A research consortium around the Cologne Game Lab at TH Köln is developing a learning environment with artificial intelligence to support the independent learning of psychomotor skills.

Anyone who wants to learn a sport trains new psychomotor skills. Until now, this has required role models such as teachers on site who explain, demonstrate and assess certain procedures. As part of the joint research project MILKI-PSY, a consortium led by the Cologne Game Lab at TH Köln is developing a learning environment with artificial intelligence (AI) to support the training process. 

Artistic, athletic and manual activities require psychomotor skills in which physical movements are linked to mental processes. “Learning these requires hands-on practice, direct feedback, and reflection. Everyone is familiar with video tutorials, but they lack any feedback,” explains project leader Prof. Dr. Roland Klemke from the Cologne Game Lab.

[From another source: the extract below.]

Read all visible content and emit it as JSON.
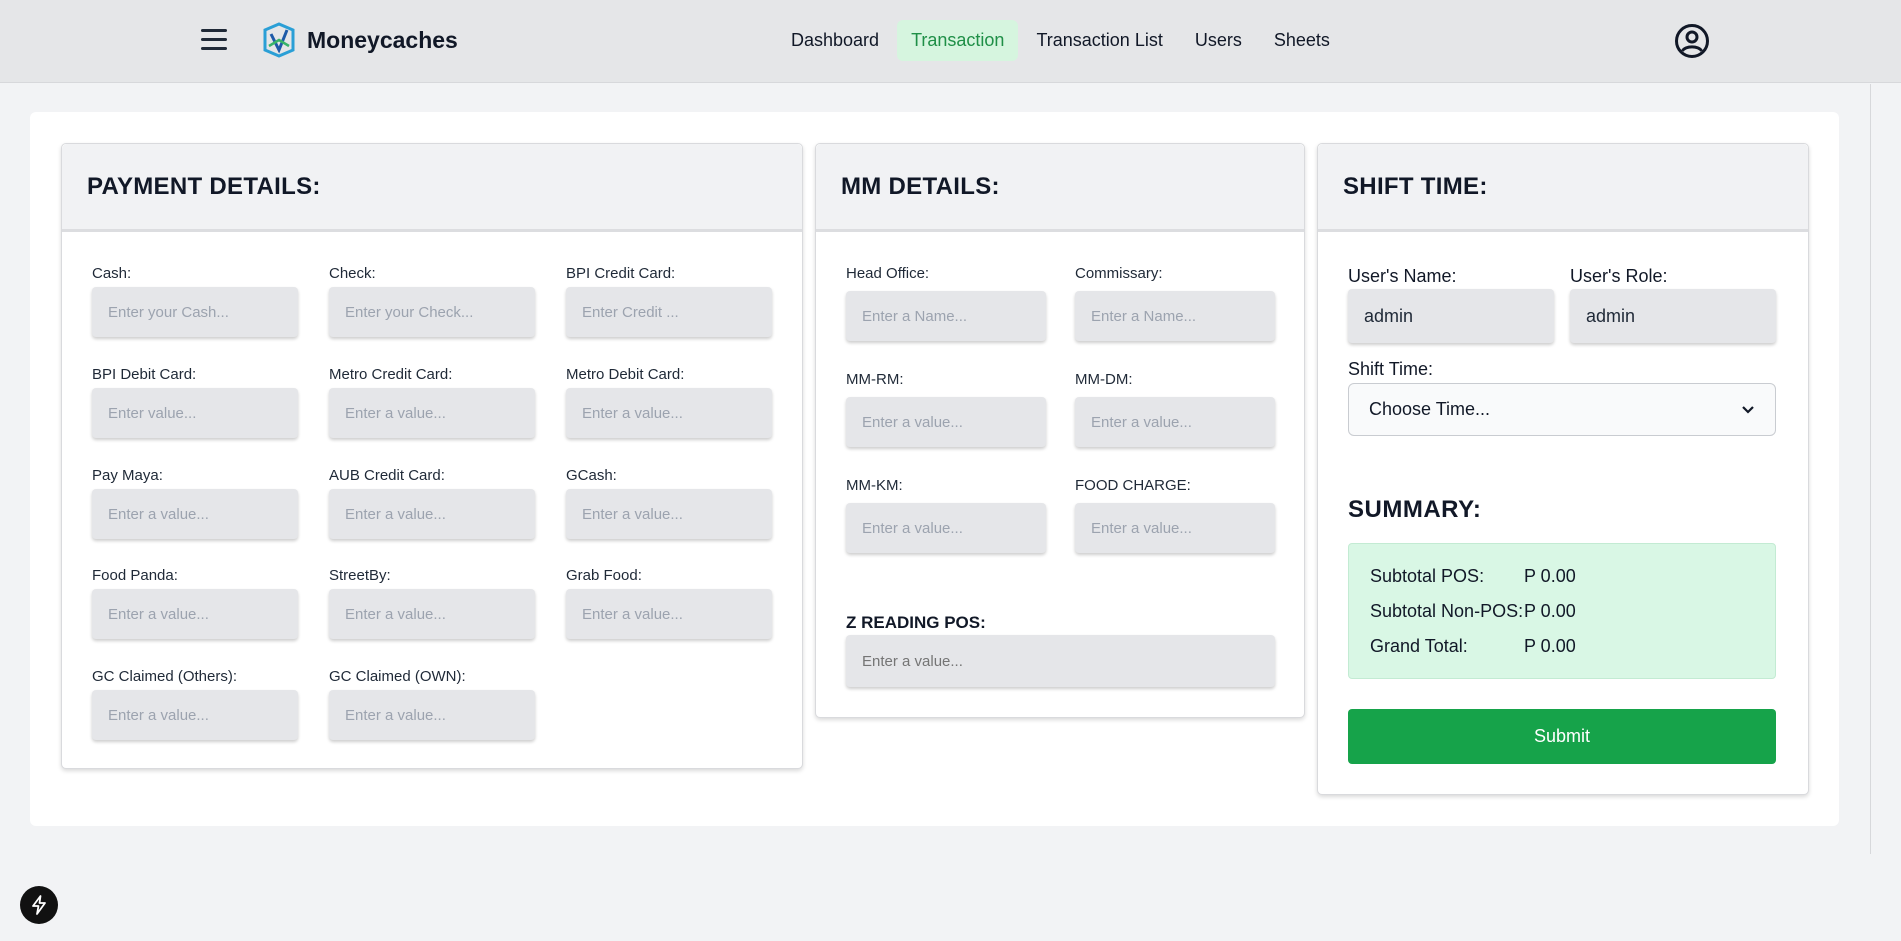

The research project “Multimodal Immersive Learning with Artificial Intelligence for Psychomotor Skills” (MILKI-PSY) designs an innovative environment for independent learning of psychomotor skills. For this purpose, the correct movement sequences are recorded by trainers using cameras and sensors. A virtual avatar generated from this recording will then serve as a model for the learners. This can be displayed on a large screen, in an augmented or virtual reality environment, for example. With the help of artificial intelligence and automated error detection, the learning progress is analyzed and individual feedback is generated.

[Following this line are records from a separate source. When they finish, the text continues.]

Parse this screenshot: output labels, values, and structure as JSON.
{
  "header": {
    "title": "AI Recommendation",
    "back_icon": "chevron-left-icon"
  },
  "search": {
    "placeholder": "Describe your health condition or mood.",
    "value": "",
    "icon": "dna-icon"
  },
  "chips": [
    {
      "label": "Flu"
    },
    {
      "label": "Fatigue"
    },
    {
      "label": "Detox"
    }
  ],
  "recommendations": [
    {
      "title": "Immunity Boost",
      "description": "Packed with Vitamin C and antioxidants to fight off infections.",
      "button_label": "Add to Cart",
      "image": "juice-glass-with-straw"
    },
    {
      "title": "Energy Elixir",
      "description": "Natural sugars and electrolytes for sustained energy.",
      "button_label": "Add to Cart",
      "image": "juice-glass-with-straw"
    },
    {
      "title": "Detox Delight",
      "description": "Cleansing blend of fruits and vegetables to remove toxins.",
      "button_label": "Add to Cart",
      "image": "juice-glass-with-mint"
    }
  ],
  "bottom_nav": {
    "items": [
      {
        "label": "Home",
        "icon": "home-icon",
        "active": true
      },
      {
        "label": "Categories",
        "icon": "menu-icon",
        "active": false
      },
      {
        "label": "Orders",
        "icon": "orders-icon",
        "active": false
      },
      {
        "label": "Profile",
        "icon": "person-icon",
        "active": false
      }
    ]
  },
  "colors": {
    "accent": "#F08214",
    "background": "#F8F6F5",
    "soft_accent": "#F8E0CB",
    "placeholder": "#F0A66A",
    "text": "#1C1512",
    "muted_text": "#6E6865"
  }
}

“The learning environment will be created for basic sequences and fundamental movements of sports. There, it can be a useful complement to the trainer by allowing skills to be practiced and immediate feedback to be provided with the highest precision in real time. In this way, it will be easier for dancers, for example, to improve their psychomotor skills and adapt their own movement to the optimized movement of the expert,” says Klemke. In collaboration with the Institute for Product Development and Design Technology (IPK) at TH Köln, the approach is also being investigated for psychomotor training in the field of human-robot interaction.

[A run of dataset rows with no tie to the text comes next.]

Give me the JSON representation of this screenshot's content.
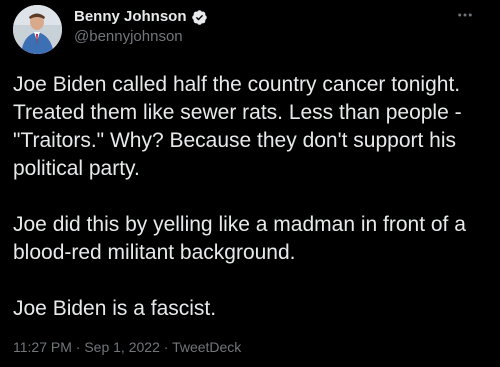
{
  "author": {
    "display_name": "Benny Johnson",
    "handle": "@bennyjohnson",
    "verified": true,
    "verified_color": "#1d9bf0"
  },
  "menu": {
    "icon": "more-horizontal-icon"
  },
  "tweet": {
    "paragraphs": [
      "Joe Biden called half the country cancer tonight. Treated them like sewer rats. Less than people - \"Traitors.\" Why? Because they don't support his political party.",
      "Joe did this by yelling like a madman in front of a blood-red militant background.",
      "Joe Biden is a fascist."
    ],
    "time": "11:27 PM",
    "date": "Sep 1, 2022",
    "source": "TweetDeck",
    "separator": "·"
  },
  "colors": {
    "background": "#000000",
    "text": "#e7e9ea",
    "secondary_text": "#71767b"
  }
}
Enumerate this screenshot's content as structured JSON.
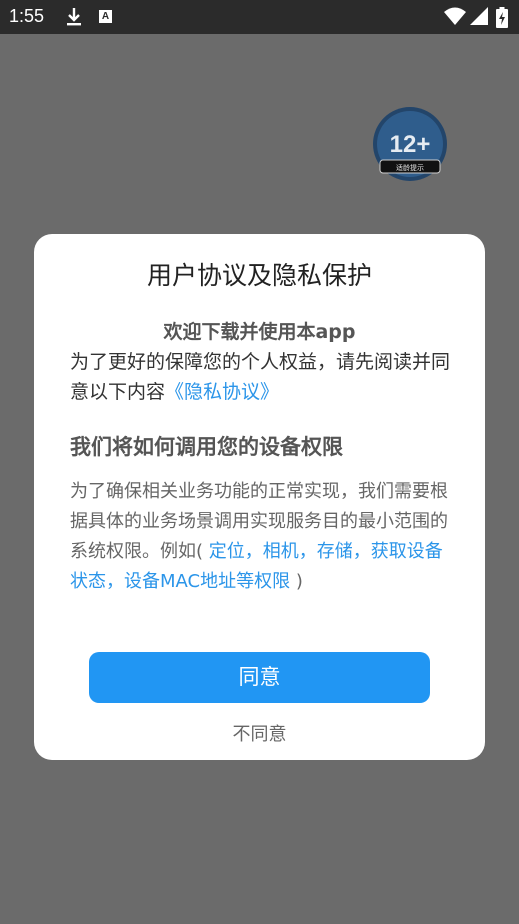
{
  "status_bar": {
    "time": "1:55",
    "a_icon_text": "A"
  },
  "badge": {
    "age_text": "12+",
    "caption": "适龄提示"
  },
  "dialog": {
    "title": "用户协议及隐私保护",
    "welcome": "欢迎下载并使用本app",
    "intro_text": "为了更好的保障您的个人权益，请先阅读并同意以下内容",
    "privacy_link": "《隐私协议》",
    "subtitle": "我们将如何调用您的设备权限",
    "desc_text": "为了确保相关业务功能的正常实现，我们需要根据具体的业务场景调用实现服务目的最小范围的系统权限。例如(",
    "permissions_link": " 定位，相机，存储，获取设备状态，设备MAC地址等权限",
    "desc_end": " )",
    "agree_label": "同意",
    "disagree_label": "不同意"
  },
  "colors": {
    "accent": "#2196f3",
    "link": "#2b95e9",
    "overlay": "#6b6b6b",
    "status_bar": "#2b2b2b"
  }
}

In the project, the Cologne Game Lab is responsible for constructing the immersive environment with which users will interact. Immersion refers to diving into another world. “Using technologies from video games, modern instruments from sensor technology and artificial intelligence, we want to test the extent to which independent learning of psychomotor skills can be better supported,” says Klemke.